The busy U.S. 30 crossing slipped by with the speedometer showing 78 mph. Soon the needle showed 86. In spite of the large demand for steam, I had no problem maintaining 300 pounds of steam pressure. This was not necessarily due to my prowess as a fireman, but rather to the fact that the engine was a free steamer. I cracked open the firedoors to check the fire. I was satisfied to note that its color was bright yellow-white. The coal that I had put into the back corners and in front of the fire door was long gone.
Dixon is the location of a cast-iron post indicating Ohio on one side and Indiana on the other. We did not have much time for reading as we were now running at 96 mph. Harry had now moved the reverse lever to within just a few points of being vertical. He was kept busy blowing for road crossings. At our speed, there was not too much time from the passing of a whistle post until the crossing showed up.
We bounced straight through the Monroeville crossovers at 108 mph, with the needle still unwinding. West of town we hit 110. The "T" still had reserve left. The only problem we had was with dirt and soot. This was compounded by coal dust from the tender.
At Maples the speedometer needle quit moving. We were now covering a mile in 30 seconds - 120 mph!
We blazed by Adams Tower with the engine and tender each trying to go their separate ways as they passed over the crossovers and siding switches. The tower operator beat a hasty retreat as the breeze we created tried to blow him over. Clearing the interlocking, Harry applied the brakes and pulled our speed down to a more respectable 80. We slipped into town, stopping at the coal dock for a load of coal. With the tender full, we made our final dash of a mile to the Fort Wayne station.

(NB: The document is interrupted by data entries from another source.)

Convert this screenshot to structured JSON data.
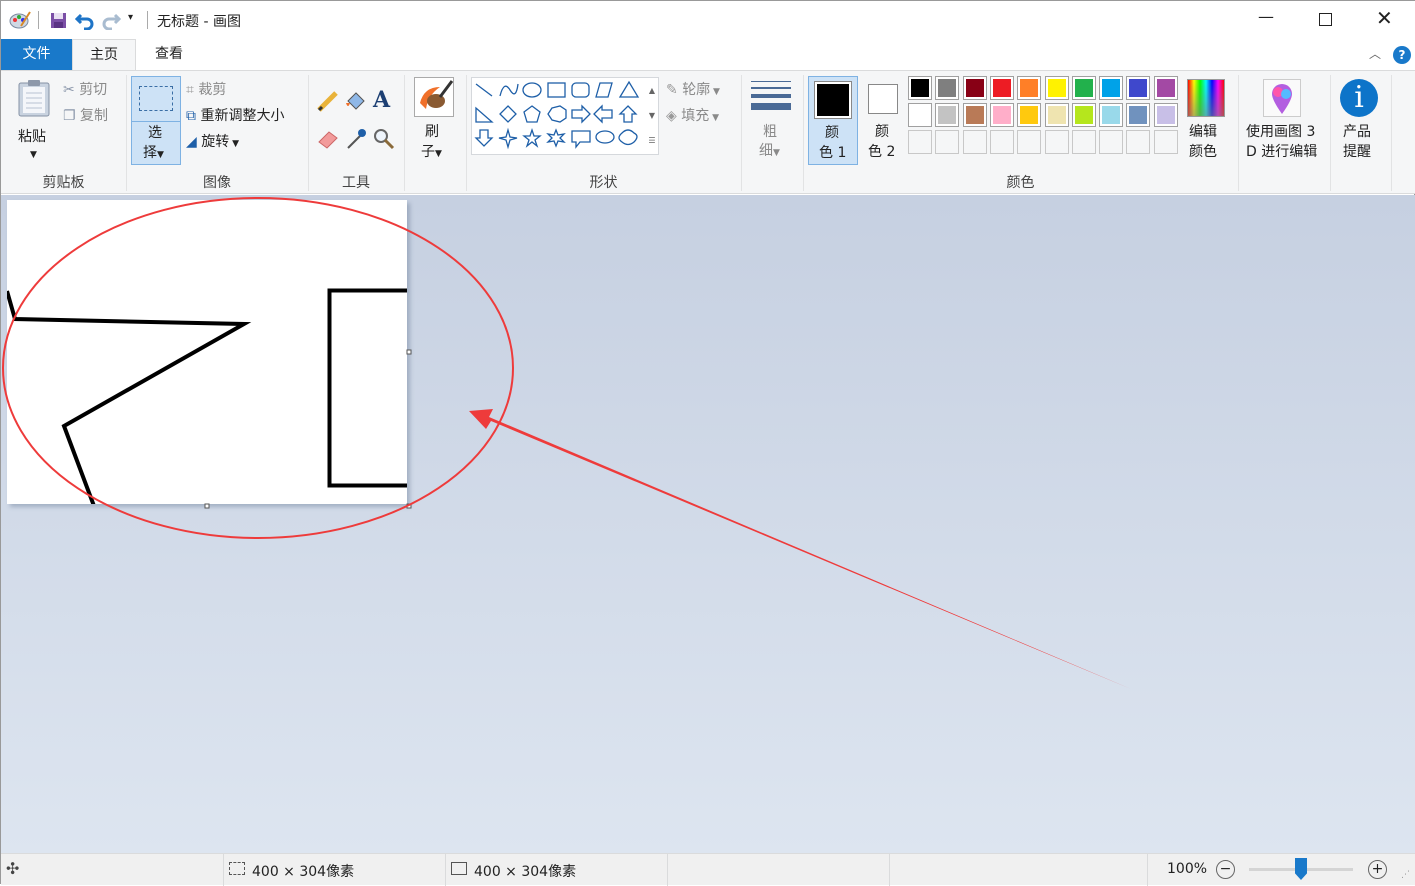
{
  "window": {
    "title": "无标题 - 画图"
  },
  "tabs": [
    {
      "label": "文件"
    },
    {
      "label": "主页"
    },
    {
      "label": "查看"
    }
  ],
  "clipboard": {
    "paste": "粘贴",
    "cut": "剪切",
    "copy": "复制",
    "group": "剪贴板"
  },
  "image": {
    "select_1": "选",
    "select_2": "择",
    "crop": "裁剪",
    "resize": "重新调整大小",
    "rotate": "旋转",
    "group": "图像"
  },
  "tools": {
    "group": "工具",
    "text_tool": "A"
  },
  "brushes": {
    "label_1": "刷",
    "label_2": "子"
  },
  "shapes": {
    "outline": "轮廓",
    "fill": "填充",
    "group": "形状"
  },
  "size": {
    "label_1": "粗",
    "label_2": "细"
  },
  "colors": {
    "color1_1": "颜",
    "color1_2": "色 1",
    "color2_1": "颜",
    "color2_2": "色 2",
    "edit_1": "编辑",
    "edit_2": "颜色",
    "group": "颜色",
    "palette_row1": [
      "#000000",
      "#7f7f7f",
      "#880015",
      "#ed1c24",
      "#ff7f27",
      "#fff200",
      "#22b14c",
      "#00a2e8",
      "#3f48cc",
      "#a349a4"
    ],
    "palette_row2": [
      "#ffffff",
      "#c3c3c3",
      "#b97a57",
      "#ffaec9",
      "#ffc90e",
      "#efe4b0",
      "#b5e61d",
      "#99d9ea",
      "#7092be",
      "#c8bfe7"
    ],
    "color1": "#000000",
    "color2": "#ffffff"
  },
  "paint3d": {
    "label_1": "使用画图 3",
    "label_2": "D 进行编辑"
  },
  "product": {
    "label_1": "产品",
    "label_2": "提醒"
  },
  "status": {
    "selection_size": "400 × 304像素",
    "canvas_size": "400 × 304像素",
    "zoom": "100%",
    "zoom_value": 100
  },
  "annotation_color": "#ee3b3b"
}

Arriving there, we got off and headed downstairs to the crew room. The passenger crew dispatcher, Chet Glant, met Harry as he turned in his timeslip. "Harry, the dispatcher wants to talk to you upstairs." So without cleaning ourselves, we both went up to the dispatcher's office.
The dispatcher eyeballed us, shaking his head in wonder. Somewhat sarcastically he asked, "Which one of you two clowns has a pilot's license?" He paused for dramatic effect and continued, "You guys were certainly flying low today. According to your timing by Estry and Adams, it took you only 17 minutes to cover 27miles. Now my math is nothing to brag about, but that averages out to something like 95 miles per hour, and that from a station stop."
Neither of us offered any comment. He looked at us for a few moments and closed with the admonition, "Don't do this again." As we walked out he grinned and added, Good job, guys."